Ben Schumaker is the founder of The Memory Project. While studying psychology and social work at the University of Wisconsin, he spent a month at an orphanage in Guatemala where he learned that the children had few special belongings to help capture their life stories.
As Ben had always enjoyed creating portraits for others, he had the idea to organize art teachers and their students to create portraits that could serve as positive and tangible “memories” for the children in their future.
Though once he started delivering these portraits to children around the world, he realized that they were also helping to build feelings of international friendship and solidarity.
Since 2004, more than 130,000 portraits have been completed for children in 47 countries.
Boyer said The Memory Project is near and dear to her heart. She was involved in it before her arrival in Greybull and offered it to students last year for the first time. Five students accepted the challenge: seniors Jazmyne Collingwood, Amber Tatkenhorst, Bree Winstead and Julia Roberts and junior Stephanie Jones.
The portraits they completed were for children in Puerto Rico who were impacted by Hurricane Maria.
Their process began with a picture.
“Some that we received…you could just see so much pain and hurt on their faces,” said Boyer. “Staring at them so long, you get connected to them. You feel for them.”
Each portrait costs the art club $15.
Boyer shared a video with school board members last week that showed the impact the portraits are having on children around the world.
“I can’t get through it without crying,” said Boyer. “It’s so touching to see their happiness. It makes you feel good, knowing that you’ve done something to make a difference.”
Members of the art club didn’t work on their projects during the school day, as it was considered an out-of-school activity. The work they put in occurred in the evenings, on the weekends and during their lunch periods, Boyer said.
She added that she and the students feel like they met the objectives of The Memory Project, which are to “build relations and create an understanding of support and caring between nations.
“To be honest, a lot of them are afraid their artwork isn’t going to be good enough. But I don’t think that’s the case at all. The girls did a wonderful job on everything that they did.”
Boyer said she intends to again offer up the opportunity participate in The Memory Project to students attending GHS this year.
In other news from the Sept. 11 meeting:
- Preliminary plans for a community town hall meeting featuring the candidates for school board were briefly discussed. The district is tentatively shooting for the Monday or Tuesday that follows the October board meeting.
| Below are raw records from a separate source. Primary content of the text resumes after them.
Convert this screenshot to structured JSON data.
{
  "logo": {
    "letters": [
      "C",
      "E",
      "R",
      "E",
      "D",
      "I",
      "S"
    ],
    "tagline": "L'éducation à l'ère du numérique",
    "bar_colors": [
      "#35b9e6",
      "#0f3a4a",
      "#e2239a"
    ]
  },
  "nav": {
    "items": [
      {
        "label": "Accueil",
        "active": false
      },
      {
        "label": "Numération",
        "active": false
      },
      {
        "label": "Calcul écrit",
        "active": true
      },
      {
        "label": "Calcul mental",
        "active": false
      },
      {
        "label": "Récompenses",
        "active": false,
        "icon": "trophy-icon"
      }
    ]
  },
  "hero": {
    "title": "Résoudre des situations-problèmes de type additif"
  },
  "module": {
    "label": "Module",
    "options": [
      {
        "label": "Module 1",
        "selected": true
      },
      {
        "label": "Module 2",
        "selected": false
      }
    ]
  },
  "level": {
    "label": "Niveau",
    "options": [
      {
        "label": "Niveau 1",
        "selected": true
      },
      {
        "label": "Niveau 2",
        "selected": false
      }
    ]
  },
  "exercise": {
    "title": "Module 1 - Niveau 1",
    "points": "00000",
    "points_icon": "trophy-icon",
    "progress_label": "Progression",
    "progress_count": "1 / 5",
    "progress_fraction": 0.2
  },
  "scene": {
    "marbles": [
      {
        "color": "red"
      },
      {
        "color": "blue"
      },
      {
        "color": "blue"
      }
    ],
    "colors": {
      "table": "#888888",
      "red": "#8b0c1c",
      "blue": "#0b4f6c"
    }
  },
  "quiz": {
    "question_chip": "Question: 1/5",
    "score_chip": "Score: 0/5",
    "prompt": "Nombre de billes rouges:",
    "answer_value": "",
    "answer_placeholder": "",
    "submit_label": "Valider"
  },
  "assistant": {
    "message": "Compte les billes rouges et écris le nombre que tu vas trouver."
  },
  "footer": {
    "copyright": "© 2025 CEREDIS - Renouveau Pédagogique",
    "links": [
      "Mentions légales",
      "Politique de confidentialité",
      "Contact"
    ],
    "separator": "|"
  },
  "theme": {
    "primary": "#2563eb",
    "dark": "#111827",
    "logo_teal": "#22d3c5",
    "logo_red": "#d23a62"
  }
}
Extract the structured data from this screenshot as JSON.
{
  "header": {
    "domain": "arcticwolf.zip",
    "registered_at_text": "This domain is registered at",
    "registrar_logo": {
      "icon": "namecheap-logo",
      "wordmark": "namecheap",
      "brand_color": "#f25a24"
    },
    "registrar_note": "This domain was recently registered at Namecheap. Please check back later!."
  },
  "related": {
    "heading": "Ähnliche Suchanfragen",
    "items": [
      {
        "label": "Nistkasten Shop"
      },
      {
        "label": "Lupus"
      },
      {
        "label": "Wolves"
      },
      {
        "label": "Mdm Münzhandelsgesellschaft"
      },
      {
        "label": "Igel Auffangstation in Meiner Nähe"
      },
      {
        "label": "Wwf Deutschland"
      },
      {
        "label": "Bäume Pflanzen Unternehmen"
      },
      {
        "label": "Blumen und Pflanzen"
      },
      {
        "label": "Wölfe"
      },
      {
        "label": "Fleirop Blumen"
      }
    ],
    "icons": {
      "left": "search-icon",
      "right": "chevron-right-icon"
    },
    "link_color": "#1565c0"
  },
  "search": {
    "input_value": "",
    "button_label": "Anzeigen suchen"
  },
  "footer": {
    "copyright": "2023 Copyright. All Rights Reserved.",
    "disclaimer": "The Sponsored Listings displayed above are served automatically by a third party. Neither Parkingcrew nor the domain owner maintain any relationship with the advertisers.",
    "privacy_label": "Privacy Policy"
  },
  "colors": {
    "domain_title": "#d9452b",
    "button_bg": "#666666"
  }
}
The board meeting is planned for Tuesday, Oct. 9, which would put the candidate forum on either Oct. 15 or Oct. 16.
The general election is Tuesday, Nov. 6.
Candidates for the four, four-year terms include Mike Wirtzberger, Mike Whaley, Ted Menke, Lynette Murray and Cindi Stanzione. Tracy Haley, Michelle Brown and Bekki Benasky are vying for the two-year term.
- Ralph Wensky spoke on behalf of the Greybull Education Association. After distributing the publication in which Dean Waddell and the Buff Ranch were featured, he shared details about a professional development conference planned for Oct. 13.
- Amber Vigil was hired to be a special education paraprofessional at the elementary school.
- The final payment of $19,860 for the bus barn heating and insulation upgrade project was released to JVAN Contracting.
- Joe Forcella, the district’s maintenance supervisor, briefed the board on a very productive summer of improvement projects. In addition to the work that was done at the bus barn, the high school and elementary school were remodeled. Several rooms were reconfigured for different uses, new carpeting was installed, more LED lights went up in parking lots around the district, steps were taken to improve building security and parking lots were added following the demolition of the A-Maverik Motel and the Buffalo Rose.
“All the projects were very clean,” said Forcella. “We had a couple of small change orders on the bus barn project, but otherwise, everything went well.
“It was one of the best summers we’ve ever had … and we’re already starting to look ahead to next summer.”